As a result, the organization has been an all-volunteer effort till now. Poulson says that it now has enough money to fund a part-time position, likely his. “That’s exciting to not just be burning cash,” he says, with a laugh. Not that he’s likely to limit his hours to those he’s paid for. “[This is] the only thing I’ve done for the past year,” he says.
And he intends to do a lot more. Tech Inquiry started out providing insight into companies’ dealings with national governments. Now it’s digging into state governments, with information on Florida and New York State procurement and California lobbying filings, for instance. Each state has its own system for making information available, which requires a lot of tweaking to automate data collection.
The group is also going international. It already has data on the so-called “Five Eyes” intel alliance of the U.S., the U.K., Canada, Australia, and New Zealand. Now it’s setting sights on the European Union and China. It’s developing a machine-translation system to render these countries’ complex documents into English, which likely requires training their own AI models to handle the task.
As Tech Inquiry has evolved, it’s had to evaluate the identity it projects. On a personal level, its members favor restrictions on military technologies and on the role of Silicon Valley in developing them. But it wants to be seen as an objective source of data, available to anyone.

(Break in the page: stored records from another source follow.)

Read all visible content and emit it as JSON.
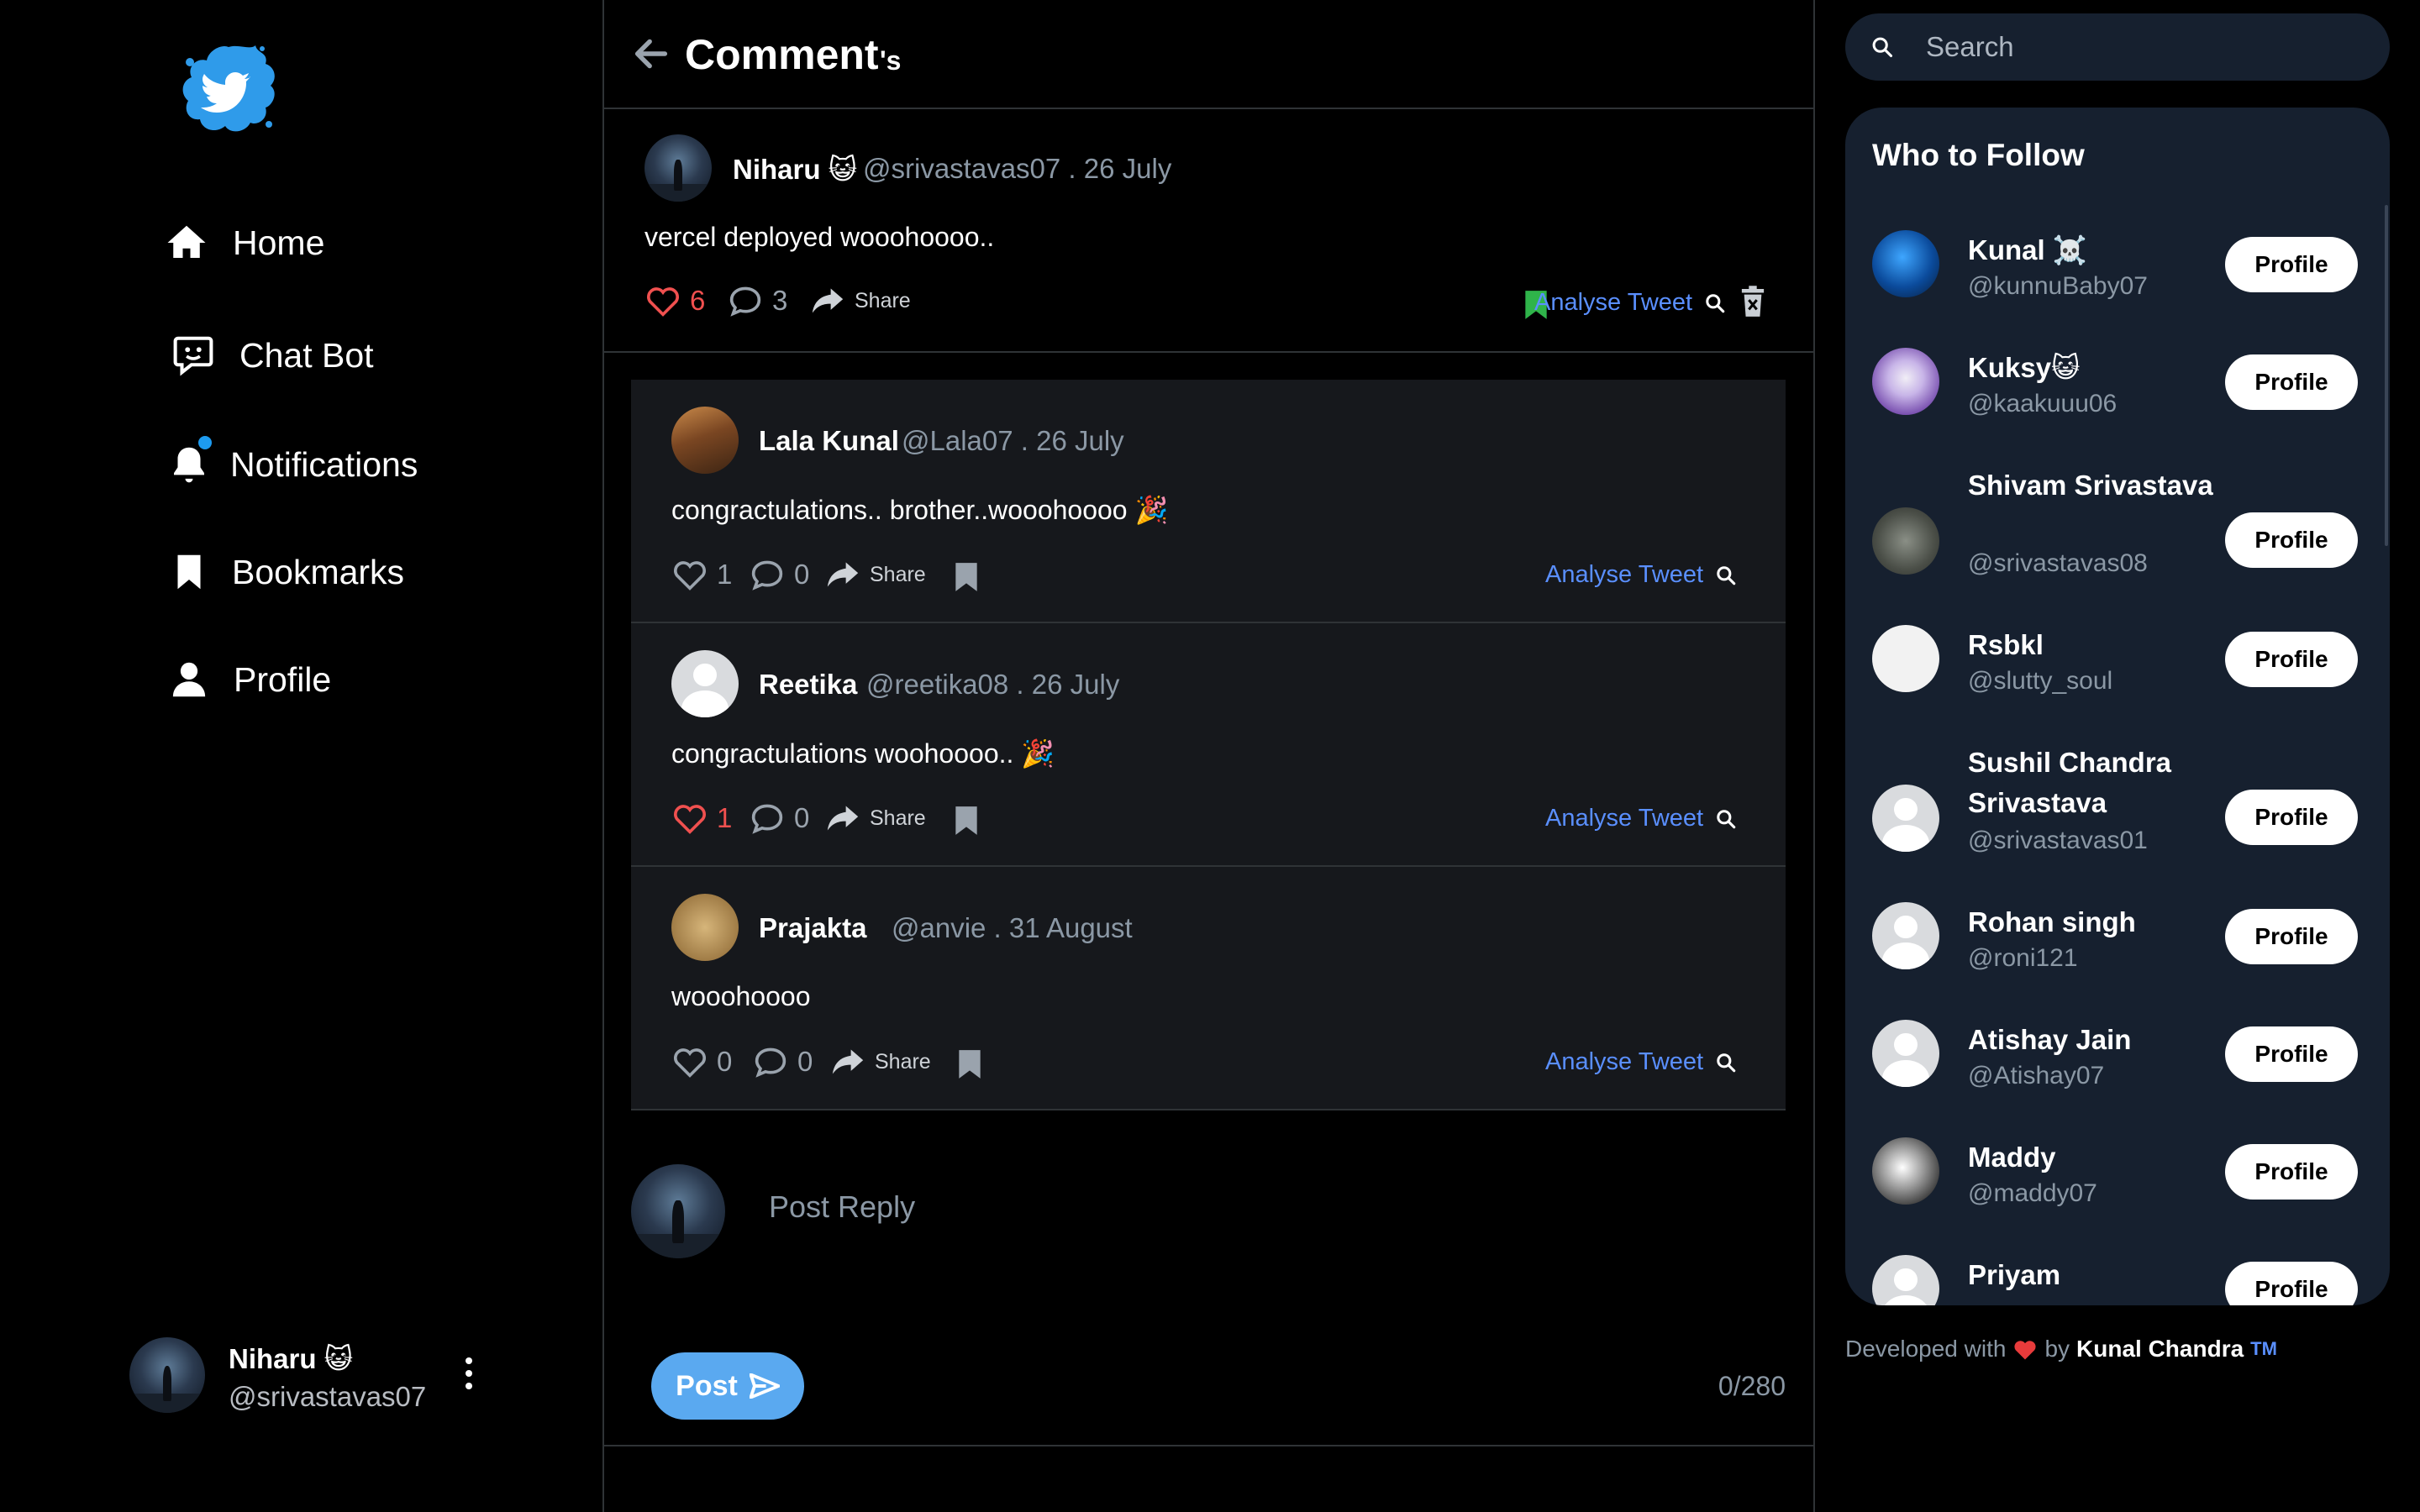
{
  "nav": {
    "items": [
      {
        "label": "Home",
        "icon": "home-icon"
      },
      {
        "label": "Chat Bot",
        "icon": "chat-bot-icon"
      },
      {
        "label": "Notifications",
        "icon": "bell-icon"
      },
      {
        "label": "Bookmarks",
        "icon": "bookmark-icon"
      },
      {
        "label": "Profile",
        "icon": "user-icon"
      }
    ]
  },
  "current_user": {
    "name": "Niharu 😺",
    "handle": "@srivastavas07"
  },
  "header": {
    "title": "Comment",
    "suffix": "'s"
  },
  "main_post": {
    "name": "Niharu 😺",
    "meta": "@srivastavas07 . 26 July",
    "text": "vercel deployed wooohoooo..",
    "likes": "6",
    "comments": "3",
    "share_label": "Share",
    "analyse_label": "Analyse Tweet",
    "liked": true,
    "bookmarked": true
  },
  "replies": [
    {
      "name": "Lala Kunal",
      "meta": "@Lala07 . 26 July",
      "text": "congractulations.. brother..wooohoooo 🎉",
      "likes": "1",
      "comments": "0",
      "share_label": "Share",
      "analyse_label": "Analyse Tweet",
      "liked": false
    },
    {
      "name": "Reetika",
      "meta": "@reetika08 . 26 July",
      "text": "congractulations woohoooo.. 🎉",
      "likes": "1",
      "comments": "0",
      "share_label": "Share",
      "analyse_label": "Analyse Tweet",
      "liked": true
    },
    {
      "name": "Prajakta",
      "meta": "@anvie . 31 August",
      "text": "wooohoooo",
      "likes": "0",
      "comments": "0",
      "share_label": "Share",
      "analyse_label": "Analyse Tweet",
      "liked": false
    }
  ],
  "composer": {
    "placeholder": "Post Reply",
    "post_label": "Post",
    "counter": "0/280"
  },
  "search": {
    "placeholder": "Search"
  },
  "who_to_follow": {
    "title": "Who to Follow",
    "button_label": "Profile",
    "users": [
      {
        "name": "Kunal ☠️",
        "handle": "@kunnuBaby07"
      },
      {
        "name": "Kuksy😺",
        "handle": "@kaakuuu06"
      },
      {
        "name": "Shivam Srivastava",
        "handle": "@srivastavas08"
      },
      {
        "name": "Rsbkl",
        "handle": "@slutty_soul"
      },
      {
        "name": "Sushil Chandra Srivastava",
        "handle": "@srivastavas01"
      },
      {
        "name": "Rohan singh",
        "handle": "@roni121"
      },
      {
        "name": "Atishay Jain",
        "handle": "@Atishay07"
      },
      {
        "name": "Maddy",
        "handle": "@maddy07"
      },
      {
        "name": "Priyam",
        "handle": ""
      }
    ]
  },
  "footer": {
    "prefix": "Developed with",
    "by": "by",
    "author": "Kunal Chandra",
    "tm": "TM"
  },
  "colors": {
    "background": "#000000",
    "panel": "#16202f",
    "like_red": "#f0504f",
    "link_blue": "#5a8fff",
    "post_button": "#5aa9f0",
    "bookmark_green": "#2fb44a"
  }
}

“We started out [with] advocacy. And so I don’t think you can ever really fully shake that as an organization,” says Poulson. But he’s trying to strike a neutral tone in his reporting, letting the information speak for itself without commentary. “I find more and more that if you find something that’s actually interesting, you don’t have to really infer anything from it,” he says. “You can just state the facts, and that’s enough.”